(Component data from apps and pages)

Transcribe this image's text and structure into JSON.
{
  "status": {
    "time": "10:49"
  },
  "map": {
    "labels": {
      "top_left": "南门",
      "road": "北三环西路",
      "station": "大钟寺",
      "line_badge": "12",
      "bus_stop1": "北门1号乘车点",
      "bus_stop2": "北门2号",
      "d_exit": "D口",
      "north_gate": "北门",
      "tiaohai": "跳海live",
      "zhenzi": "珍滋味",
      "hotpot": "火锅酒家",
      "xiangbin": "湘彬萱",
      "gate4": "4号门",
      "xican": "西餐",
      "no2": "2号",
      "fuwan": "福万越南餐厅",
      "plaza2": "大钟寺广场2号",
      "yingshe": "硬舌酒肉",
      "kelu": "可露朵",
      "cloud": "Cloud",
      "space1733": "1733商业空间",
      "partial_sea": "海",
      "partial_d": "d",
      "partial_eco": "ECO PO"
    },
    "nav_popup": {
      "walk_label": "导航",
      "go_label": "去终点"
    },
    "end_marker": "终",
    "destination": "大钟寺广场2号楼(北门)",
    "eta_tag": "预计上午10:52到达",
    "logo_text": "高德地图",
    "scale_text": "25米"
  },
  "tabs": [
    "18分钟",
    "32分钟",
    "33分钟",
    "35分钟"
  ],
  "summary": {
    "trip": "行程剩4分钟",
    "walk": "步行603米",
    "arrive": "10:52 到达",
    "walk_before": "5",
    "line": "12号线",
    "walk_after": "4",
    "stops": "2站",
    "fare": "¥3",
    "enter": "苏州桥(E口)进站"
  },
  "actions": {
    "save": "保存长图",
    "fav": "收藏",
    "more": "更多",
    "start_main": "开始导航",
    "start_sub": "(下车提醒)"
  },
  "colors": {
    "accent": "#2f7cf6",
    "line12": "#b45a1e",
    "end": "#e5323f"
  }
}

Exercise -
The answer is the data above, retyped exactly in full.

Response to the task -
Transcribe this image's text and structure into JSON.
{
  "status": {
    "time": "10:49"
  },
  "map": {
    "labels": {
      "top_left": "南门",
      "road": "北三环西路",
      "station": "大钟寺",
      "line_badge": "12",
      "bus_stop1": "北门1号乘车点",
      "bus_stop2": "北门2号",
      "d_exit": "D口",
      "north_gate": "北门",
      "tiaohai": "跳海live",
      "zhenzi": "珍滋味",
      "hotpot": "火锅酒家",
      "xiangbin": "湘彬萱",
      "gate4": "4号门",
      "xican": "西餐",
      "no2": "2号",
      "fuwan": "福万越南餐厅",
      "plaza2": "大钟寺广场2号",
      "yingshe": "硬舌酒肉",
      "kelu": "可露朵",
      "cloud": "Cloud",
      "space1733": "1733商业空间",
      "partial_sea": "海",
      "partial_d": "d",
      "partial_eco": "ECO PO"
    },
    "nav_popup": {
      "walk_label": "导航",
      "go_label": "去终点"
    },
    "end_marker": "终",
    "destination": "大钟寺广场2号楼(北门)",
    "eta_tag": "预计上午10:52到达",
    "logo_text": "高德地图",
    "scale_text": "25米"
  },
  "tabs": [
    "18分钟",
    "32分钟",
    "33分钟",
    "35分钟"
  ],
  "summary": {
    "trip": "行程剩4分钟",
    "walk": "步行603米",
    "arrive": "10:52 到达",
    "walk_before": "5",
    "line": "12号线",
    "walk_after": "4",
    "stops": "2站",
    "fare": "¥3",
    "enter": "苏州桥(E口)进站"
  },
  "actions": {
    "save": "保存长图",
    "fav": "收藏",
    "more": "更多",
    "start_main": "开始导航",
    "start_sub": "(下车提醒)"
  },
  "colors": {
    "accent": "#2f7cf6",
    "line12": "#b45a1e",
    "end": "#e5323f"
  }
}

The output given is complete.